- _Assignment_: Show the lines below where "福州南动车所" occurs.
======== Records supplied
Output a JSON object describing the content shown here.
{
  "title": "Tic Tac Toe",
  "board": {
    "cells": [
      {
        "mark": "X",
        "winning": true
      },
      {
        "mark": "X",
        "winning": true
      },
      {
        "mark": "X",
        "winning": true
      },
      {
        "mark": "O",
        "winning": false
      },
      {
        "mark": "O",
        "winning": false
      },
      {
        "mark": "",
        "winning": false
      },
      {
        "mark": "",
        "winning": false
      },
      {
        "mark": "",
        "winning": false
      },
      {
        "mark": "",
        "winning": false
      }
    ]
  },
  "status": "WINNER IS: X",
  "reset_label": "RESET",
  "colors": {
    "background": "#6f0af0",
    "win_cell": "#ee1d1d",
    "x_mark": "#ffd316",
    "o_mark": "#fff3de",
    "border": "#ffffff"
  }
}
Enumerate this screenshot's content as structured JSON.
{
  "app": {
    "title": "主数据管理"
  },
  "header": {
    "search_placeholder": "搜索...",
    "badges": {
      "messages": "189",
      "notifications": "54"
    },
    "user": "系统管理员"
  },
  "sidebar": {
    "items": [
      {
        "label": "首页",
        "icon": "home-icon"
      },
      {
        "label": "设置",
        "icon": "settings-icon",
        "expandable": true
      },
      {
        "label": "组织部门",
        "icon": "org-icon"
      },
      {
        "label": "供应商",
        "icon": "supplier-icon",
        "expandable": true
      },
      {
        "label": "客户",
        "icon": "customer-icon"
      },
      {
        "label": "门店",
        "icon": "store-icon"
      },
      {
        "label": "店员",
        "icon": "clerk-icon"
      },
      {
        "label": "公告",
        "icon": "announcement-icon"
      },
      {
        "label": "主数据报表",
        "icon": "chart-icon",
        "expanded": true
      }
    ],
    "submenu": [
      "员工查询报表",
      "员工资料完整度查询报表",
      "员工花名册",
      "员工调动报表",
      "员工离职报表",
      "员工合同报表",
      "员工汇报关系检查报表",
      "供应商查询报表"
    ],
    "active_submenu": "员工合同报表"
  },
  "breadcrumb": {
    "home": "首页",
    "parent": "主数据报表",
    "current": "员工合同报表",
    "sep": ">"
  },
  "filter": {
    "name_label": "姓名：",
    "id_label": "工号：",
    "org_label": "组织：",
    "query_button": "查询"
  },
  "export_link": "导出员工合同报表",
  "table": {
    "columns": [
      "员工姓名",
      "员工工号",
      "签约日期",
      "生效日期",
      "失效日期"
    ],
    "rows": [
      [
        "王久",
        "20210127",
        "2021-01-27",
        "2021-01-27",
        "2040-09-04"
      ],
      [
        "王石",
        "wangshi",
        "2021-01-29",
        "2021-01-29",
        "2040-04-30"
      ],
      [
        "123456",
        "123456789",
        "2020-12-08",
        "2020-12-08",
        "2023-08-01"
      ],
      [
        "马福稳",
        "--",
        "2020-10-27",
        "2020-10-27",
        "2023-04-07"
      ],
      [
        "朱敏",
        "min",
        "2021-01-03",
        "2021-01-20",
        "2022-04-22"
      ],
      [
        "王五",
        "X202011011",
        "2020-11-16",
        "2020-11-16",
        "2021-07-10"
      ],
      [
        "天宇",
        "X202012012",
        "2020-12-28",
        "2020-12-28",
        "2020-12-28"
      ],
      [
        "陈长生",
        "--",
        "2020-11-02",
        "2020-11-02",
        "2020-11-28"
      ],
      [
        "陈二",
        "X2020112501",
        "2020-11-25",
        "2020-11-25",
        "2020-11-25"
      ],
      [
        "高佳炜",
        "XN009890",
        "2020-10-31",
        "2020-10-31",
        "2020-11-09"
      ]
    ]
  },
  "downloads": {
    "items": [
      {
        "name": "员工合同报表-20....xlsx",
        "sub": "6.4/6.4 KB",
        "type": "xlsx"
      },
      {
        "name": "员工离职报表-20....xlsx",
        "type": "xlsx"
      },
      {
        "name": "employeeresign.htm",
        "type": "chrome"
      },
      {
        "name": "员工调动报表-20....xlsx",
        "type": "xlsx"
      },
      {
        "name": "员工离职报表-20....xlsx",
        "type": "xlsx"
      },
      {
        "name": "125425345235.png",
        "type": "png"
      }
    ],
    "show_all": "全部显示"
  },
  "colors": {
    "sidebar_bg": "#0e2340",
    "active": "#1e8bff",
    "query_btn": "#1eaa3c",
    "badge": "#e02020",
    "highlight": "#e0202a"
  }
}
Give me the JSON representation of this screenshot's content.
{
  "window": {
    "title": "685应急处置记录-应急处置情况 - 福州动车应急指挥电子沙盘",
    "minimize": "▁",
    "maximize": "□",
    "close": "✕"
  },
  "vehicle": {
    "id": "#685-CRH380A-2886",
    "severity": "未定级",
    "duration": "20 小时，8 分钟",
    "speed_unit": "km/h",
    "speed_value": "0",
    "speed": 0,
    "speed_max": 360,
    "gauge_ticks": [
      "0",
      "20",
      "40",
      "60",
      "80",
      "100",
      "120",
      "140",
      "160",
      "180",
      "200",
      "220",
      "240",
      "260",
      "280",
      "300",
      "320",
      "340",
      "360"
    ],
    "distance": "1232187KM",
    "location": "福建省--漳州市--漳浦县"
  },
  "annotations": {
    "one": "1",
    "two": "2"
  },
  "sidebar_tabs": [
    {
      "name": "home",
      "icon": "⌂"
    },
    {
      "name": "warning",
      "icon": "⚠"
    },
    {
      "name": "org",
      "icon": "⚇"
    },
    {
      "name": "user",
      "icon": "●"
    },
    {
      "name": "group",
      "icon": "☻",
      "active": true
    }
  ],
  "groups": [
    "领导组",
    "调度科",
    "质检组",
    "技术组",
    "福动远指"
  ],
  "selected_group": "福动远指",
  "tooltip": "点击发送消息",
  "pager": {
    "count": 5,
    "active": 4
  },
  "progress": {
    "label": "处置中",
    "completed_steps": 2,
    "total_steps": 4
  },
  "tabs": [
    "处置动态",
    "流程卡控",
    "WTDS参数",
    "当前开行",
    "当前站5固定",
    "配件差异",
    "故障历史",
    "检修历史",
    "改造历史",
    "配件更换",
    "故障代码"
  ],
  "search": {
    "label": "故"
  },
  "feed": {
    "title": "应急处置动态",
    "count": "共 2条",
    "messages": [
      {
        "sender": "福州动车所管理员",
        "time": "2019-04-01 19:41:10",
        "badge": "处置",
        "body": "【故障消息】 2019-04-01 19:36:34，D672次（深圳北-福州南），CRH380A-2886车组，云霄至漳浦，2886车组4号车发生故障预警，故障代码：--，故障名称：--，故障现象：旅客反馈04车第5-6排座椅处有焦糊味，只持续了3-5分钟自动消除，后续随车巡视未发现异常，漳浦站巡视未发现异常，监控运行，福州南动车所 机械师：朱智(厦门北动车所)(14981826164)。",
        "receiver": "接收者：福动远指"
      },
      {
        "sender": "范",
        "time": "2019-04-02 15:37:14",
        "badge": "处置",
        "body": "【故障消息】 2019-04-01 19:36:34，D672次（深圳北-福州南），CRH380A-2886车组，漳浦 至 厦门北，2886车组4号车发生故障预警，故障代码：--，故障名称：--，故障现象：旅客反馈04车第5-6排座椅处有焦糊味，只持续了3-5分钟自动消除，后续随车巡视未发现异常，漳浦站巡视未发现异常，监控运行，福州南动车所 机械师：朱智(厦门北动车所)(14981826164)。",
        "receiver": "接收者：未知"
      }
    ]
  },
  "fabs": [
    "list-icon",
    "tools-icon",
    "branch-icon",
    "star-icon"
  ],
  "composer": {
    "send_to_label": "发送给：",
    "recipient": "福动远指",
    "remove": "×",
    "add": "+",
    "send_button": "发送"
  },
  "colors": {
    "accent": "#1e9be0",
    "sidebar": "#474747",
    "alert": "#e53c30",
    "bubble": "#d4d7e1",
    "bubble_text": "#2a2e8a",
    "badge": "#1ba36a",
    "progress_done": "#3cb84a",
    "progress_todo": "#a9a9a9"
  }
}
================
- _Reply_:
        "body": "【故障消息】 2019-04-01 19:36:34，D672次（深圳北-福州南），CRH380A-2886车组，云霄至漳浦，2886车组4号车发生故障预警，故障代码：--，故障名称：--，故障现象：旅客反馈04车第5-6排座椅处有焦糊味，只持续了3-5分钟自动消除，后续随车巡视未发现异常，漳浦站巡视未发现异常，监控运行，福州南动车所 机械师：朱智(厦门北动车所)(14981826164)。",
        "body": "【故障消息】 2019-04-01 19:36:34，D672次（深圳北-福州南），CRH380A-2886车组，漳浦 至 厦门北，2886车组4号车发生故障预警，故障代码：--，故障名称：--，故障现象：旅客反馈04车第5-6排座椅处有焦糊味，只持续了3-5分钟自动消除，后续随车巡视未发现异常，漳浦站巡视未发现异常，监控运行，福州南动车所 机械师：朱智(厦门北动车所)(14981826164)。",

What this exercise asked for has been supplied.